Below is a compilation of easy-to-implement measures to improve cyber security in your trust company. It does not guarantee 100% protection against cyber attacks, but if your team follows all the points in the checklist, the risk will at least decrease.
- Do not store company credit card data on work devices and do not write down important passwords on pieces of paper lying around the office or that you carry around with you.
- Store sensitive data only on password-protected platforms and systems.
- Create complex passwords that include lower and upper case letters, at least one special character and numbers. Form a mnemonic device so that you can easily remember the password and do not have to write it down or store it anywhere.
- Do not use the same password for all systems and applications.
- Do not give out login details to external people. If you are asked to give out a password by work colleagues or the IT team, make sure that it is actually the person behind the request. Contact them through an additional channel.
- Define strict access rights for your systems. Only give employees the rights they need. This reduces the likelihood of users infecting business-critical applications, data and services with viruses due to a lack of caution.
- Do not open links from unknown senders.
- Read e-mails and other messages that seem suspicious before reacting to them. An impersonal salutation and spelling mistakes or obviously bad translations can be an indication that it is a phishing message.
- Run a virus scan before downloading files from outside the organisation.
- Always use the latest versions of firewalls and virus scanners and carry out all updates.
- Protect your work equipment against unauthorised access with strong passwords on the one hand and against physical theft on the other. When travelling on business, work equipment should always be carried in your hand luggage.
- If you or your employees accidentally delete data, you should contact the IT managers as soon as possible. Do not try to cover up errors.
- Make regular backups so that data loss is limited in the event of a cyber-attack.
- Make sure that sensitive customer data is stored in Switzerland and is subject to Swiss data protection laws.
- Check your cyber security concept for weak points at least twice a year. It may also be worthwhile to call in external security experts or hackers for this purpose.
With the above measures, you can significantly reduce the risk of successful cyber attacks on your trust company.
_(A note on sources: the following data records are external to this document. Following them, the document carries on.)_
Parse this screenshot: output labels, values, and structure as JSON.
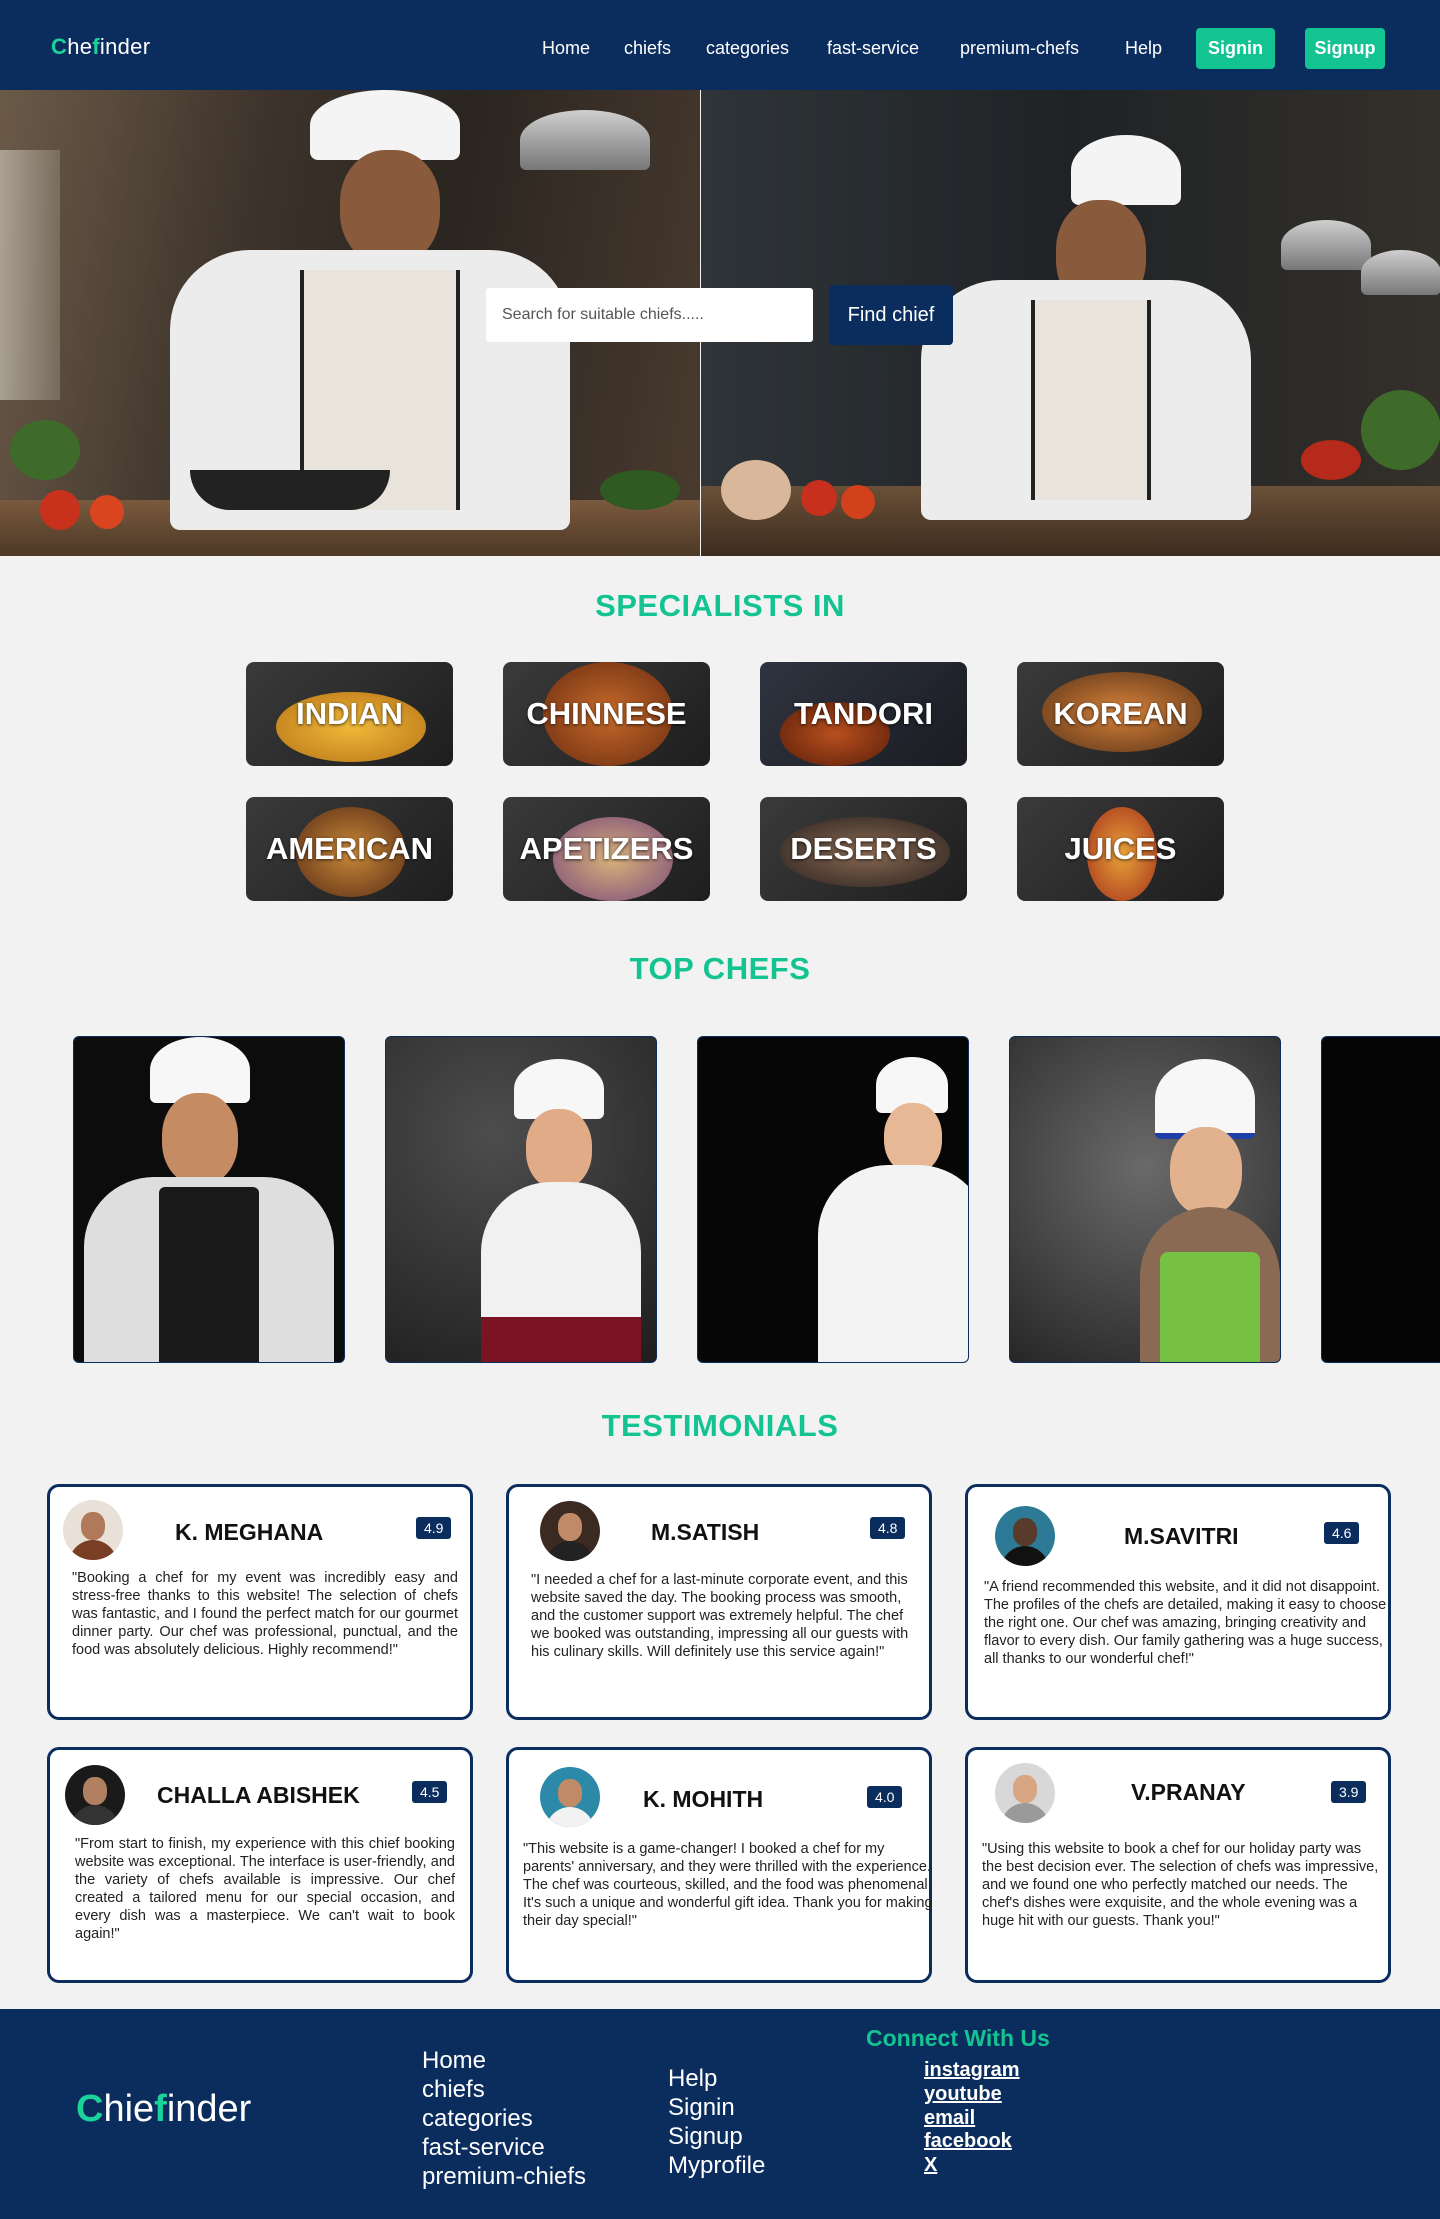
{
  "nav": {
    "logo_c": "C",
    "logo_he": "he",
    "logo_f": "f",
    "logo_inder": "inder",
    "links": [
      "Home",
      "chiefs",
      "categories",
      "fast-service",
      "premium-chefs",
      "Help"
    ],
    "signin": "Signin",
    "signup": "Signup"
  },
  "hero": {
    "search_placeholder": "Search for suitable chiefs.....",
    "find_button": "Find chief"
  },
  "specialists": {
    "title": "SPECIALISTS IN",
    "categories": [
      "INDIAN",
      "CHINNESE",
      "TANDORI",
      "KOREAN",
      "AMERICAN",
      "APETIZERS",
      "DESERTS",
      "JUICES"
    ]
  },
  "top_chefs": {
    "title": "TOP CHEFS"
  },
  "testimonials": {
    "title": "TESTIMONIALS",
    "items": [
      {
        "name": "K. MEGHANA",
        "rating": "4.9",
        "text": "\"Booking a chef for my event was incredibly easy and stress-free thanks to this website! The selection of chefs was fantastic, and I found the perfect match for our gourmet dinner party. Our chef was professional, punctual, and the food was absolutely delicious. Highly recommend!\""
      },
      {
        "name": "M.SATISH",
        "rating": "4.8",
        "text": "\"I needed a chef for a last-minute corporate event, and this website saved the day. The booking process was smooth, and the customer support was extremely helpful. The chef we booked was outstanding, impressing all our guests with his culinary skills. Will definitely use this service again!\""
      },
      {
        "name": "M.SAVITRI",
        "rating": "4.6",
        "text": "\"A friend recommended this website, and it did not disappoint. The profiles of the chefs are detailed, making it easy to choose the right one. Our chef was amazing, bringing creativity and flavor to every dish. Our family gathering was a huge success, all thanks to our wonderful chef!\""
      },
      {
        "name": "CHALLA ABISHEK",
        "rating": "4.5",
        "text": "\"From start to finish, my experience with this chief booking website was exceptional. The interface is user-friendly, and the variety of chefs available is impressive. Our chef created a tailored menu for our special occasion, and every dish was a masterpiece. We can't wait to book again!\""
      },
      {
        "name": "K. MOHITH",
        "rating": "4.0",
        "text": "\"This website is a game-changer! I booked a chef for my parents' anniversary, and they were thrilled with the experience. The chef was courteous, skilled, and the food was phenomenal. It's such a unique and wonderful gift idea. Thank you for making their day special!\""
      },
      {
        "name": "V.PRANAY",
        "rating": "3.9",
        "text": "\"Using this website to book a chef for our holiday party was the best decision ever. The selection of chefs was impressive, and we found one who perfectly matched our needs. The chef's dishes were exquisite, and the whole evening was a huge hit with our guests. Thank you!\""
      }
    ]
  },
  "footer": {
    "logo_c": "C",
    "logo_hie": "hie",
    "logo_f": "f",
    "logo_inder": "inder",
    "col1": [
      "Home",
      "chiefs",
      "categories",
      "fast-service",
      "premium-chiefs"
    ],
    "col2": [
      "Help",
      "Signin",
      "Signup",
      "Myprofile"
    ],
    "connect_title": "Connect With Us",
    "social": [
      "instagram",
      "youtube",
      "email",
      "facebook",
      "X"
    ]
  },
  "colors": {
    "navy": "#0b2d5e",
    "accent": "#13c492",
    "background": "#f2f2f2"
  }
}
But what can you do if it is too late for prevention and you have become a victim of cyber criminals? In the next blog post, you will get practical tips on how to react to cyber attacks and thus minimise the damage.